Michael Stevantoni won awards for his filmmaking while he was growing up in Campbell River and going to school at Carihi, and he’s continuing to earn accolades now that he has graduated and is pursuing a post-secondary degree in film studies in the U.S.
Stevantoni, who graduated from Carihi in 2014, recently received another film award, this time for his short film Eduardo, which was shot in 8mm and features actors speaking Spanish with English subtitles. The 20-year-old filmmaker was awarded an honourable mention at the United States Super 8mm Film and Digital Video Festival, held in late February at Rutgers University in New Jersey. It is the largest and longest running juried Super 8mm film and digital video festival in North America, according to the festival’s website, and Stevantoni was the only Canadian to win an award this year.
“I’m very excited about it,” said Stevantoni. “As an artist, the greatest success you can have is having people responding to your film. This festival is a really special festival because it’s the last one in the States and around the world that I found that focuses on and preserves that format. For me, it’s very special to have my film in 2016 at a festival like that where they keep that format alive, and I’m very excited to be a part of that.”
In the film, Eduardo has a toothache and has decided to handle it like a man: by pulling it out himself.
“He’s trying to show off and impress his wife but she’s not that impressed,” said Stevantoni. “He thinks he’s being this macho man with this gesture, but she thinks it’s a foolish act. Through this conversation, it’s a meditation on them and the differences between their genders.”
Stevantoni wrote and directed the film, and it was produced by Gia Rigoli. Stevantoni loved shooting the film in 8mm.
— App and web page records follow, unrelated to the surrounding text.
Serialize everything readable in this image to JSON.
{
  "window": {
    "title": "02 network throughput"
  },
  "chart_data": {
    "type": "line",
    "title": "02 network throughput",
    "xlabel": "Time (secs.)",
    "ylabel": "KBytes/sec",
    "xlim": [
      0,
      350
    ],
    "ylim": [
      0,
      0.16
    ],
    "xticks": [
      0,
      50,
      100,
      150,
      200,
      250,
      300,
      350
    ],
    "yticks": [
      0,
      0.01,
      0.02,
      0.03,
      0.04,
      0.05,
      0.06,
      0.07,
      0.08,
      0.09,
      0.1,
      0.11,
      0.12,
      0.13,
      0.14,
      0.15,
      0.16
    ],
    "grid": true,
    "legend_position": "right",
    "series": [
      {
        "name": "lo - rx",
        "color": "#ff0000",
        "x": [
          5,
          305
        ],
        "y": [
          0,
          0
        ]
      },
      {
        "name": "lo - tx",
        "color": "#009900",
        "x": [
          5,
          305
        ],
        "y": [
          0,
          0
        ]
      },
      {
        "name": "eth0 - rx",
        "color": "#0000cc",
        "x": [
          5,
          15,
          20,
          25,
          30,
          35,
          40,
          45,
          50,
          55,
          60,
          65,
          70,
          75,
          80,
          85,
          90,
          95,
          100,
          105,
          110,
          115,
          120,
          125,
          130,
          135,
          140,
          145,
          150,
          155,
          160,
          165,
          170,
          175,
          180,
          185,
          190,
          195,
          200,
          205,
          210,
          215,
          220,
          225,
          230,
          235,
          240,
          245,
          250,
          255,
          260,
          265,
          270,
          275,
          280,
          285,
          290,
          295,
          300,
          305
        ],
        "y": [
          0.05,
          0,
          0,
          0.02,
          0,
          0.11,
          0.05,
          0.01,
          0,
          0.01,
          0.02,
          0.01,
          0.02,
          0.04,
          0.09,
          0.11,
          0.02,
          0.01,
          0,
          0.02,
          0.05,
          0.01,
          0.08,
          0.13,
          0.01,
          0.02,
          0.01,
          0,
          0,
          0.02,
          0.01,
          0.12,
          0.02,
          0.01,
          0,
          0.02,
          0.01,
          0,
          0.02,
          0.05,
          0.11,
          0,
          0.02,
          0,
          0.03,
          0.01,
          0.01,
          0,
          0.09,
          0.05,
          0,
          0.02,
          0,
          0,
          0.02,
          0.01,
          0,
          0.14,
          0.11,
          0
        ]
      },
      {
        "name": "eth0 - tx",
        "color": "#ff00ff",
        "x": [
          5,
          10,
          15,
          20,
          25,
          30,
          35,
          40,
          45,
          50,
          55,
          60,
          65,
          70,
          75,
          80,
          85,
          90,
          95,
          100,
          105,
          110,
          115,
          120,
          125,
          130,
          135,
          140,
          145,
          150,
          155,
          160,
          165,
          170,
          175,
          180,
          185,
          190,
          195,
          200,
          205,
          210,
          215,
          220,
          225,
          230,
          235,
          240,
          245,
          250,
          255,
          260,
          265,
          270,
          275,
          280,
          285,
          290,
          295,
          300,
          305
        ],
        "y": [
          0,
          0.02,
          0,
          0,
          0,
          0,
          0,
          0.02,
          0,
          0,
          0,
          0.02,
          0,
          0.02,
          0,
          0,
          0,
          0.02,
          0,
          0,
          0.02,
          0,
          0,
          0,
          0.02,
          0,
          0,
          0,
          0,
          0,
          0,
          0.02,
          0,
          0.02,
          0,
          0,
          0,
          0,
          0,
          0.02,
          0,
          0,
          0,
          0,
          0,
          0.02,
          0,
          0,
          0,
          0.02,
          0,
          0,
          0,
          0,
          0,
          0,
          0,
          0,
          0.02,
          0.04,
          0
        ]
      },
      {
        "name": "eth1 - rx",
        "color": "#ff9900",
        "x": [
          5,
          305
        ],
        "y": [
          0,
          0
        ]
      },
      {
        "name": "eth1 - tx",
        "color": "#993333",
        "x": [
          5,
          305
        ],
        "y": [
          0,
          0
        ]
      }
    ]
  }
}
“That was really exciting for me because I never shot on film before,” he said, adding that he feels that as we move into a more and more digital age, the opportunities to shoot on film become less and less.
“As I’m learning about film, I thought at least one time, I need to experience shooting something on film. The story really lends itself to that medium. It’s a story about honesty and finding the essence of these characters … there’s an honesty and an authenticity to the medium as well.”
While at Carihi, Stevantoni directed a couple of short films, the award-winning The Brother and It Is What It Is, both of which received excellent reviews and featured local actors. He also won the gold medal for video production in the Skills Canada competition in 2014 and the B.C. student film festival award for best film for Anything You Want.
Following these honours, Stevantoni enrolled in film studies at Dodge College of Film and Media Arts at Chapman University in Orange, Calif., where he continues to make short films as part of the program.
Stevantoni has been studying at Dodge College for two years now and has enjoyed the opportunity to connect with so many other filmmakers and artists.
“It’s a dream come true,” he said of the experience so far. “It’s just been surreal. We support each other and make our films together and it’s just been such a great experience. I don’t know if I’ll always make art here in the States, but right now, it’s working for me.”
Stevamtoni has been interested in filmmaking since he was a child. He started making little stop-motion Lego movies when he was in Grade 2 or 3 and he remembers making a whole Harry Potter movie.
As a teenager at Carihi, he learned a lot about making films by taking the media program with Joe Shields.
“I’ve just always loved it,” he said.
Last summer, after optioning the book Salton Sea, Stevantoni began to write an adapted feature-length screenplay from the work called You’re Going to be a Good Man. This month, he shot the opening scenes in one of the counties surrounding Los Angeles. This film is independent of his university studies and involves a cast and crew of 40 people.
Stevantoni is hoping to raise money through Kickstarter to complete filming this August. He will be launching his fundraising campaign in April.
“I’m nervous, but, I don’t know, it’s just such a wonderful creative catharsis going through this process, getting to stay with a project for so long,” he says of working on his first feature-length film. “It’s a very different experience and you really get to learn a lot more about the characters through that.”
Stevantoni describes the book Salton Sea as a character study of people living in the California desert in 2002.
“More than anything, it’s a portrait of the desert cities in California and one character who wants to escape and go somewhere else and one character who wants to stay and believes that’s her home,” he said.
Stevantoni wanted to create a film out of the book because he found Salton Sea was such a visual book in the way it describes the landscape.
“When I first moved from Campbell River, I moved right to Los Angeles, and it’s not an easy adjustment to do something like that,” he said. “Although I loved L.A., I couldn’t really think of it as my home … When I came across the book, there were these very visual descriptions. I really got it for the first time. I finally felt like I could make art here. Reading the book made California make sense to me and it excited me.”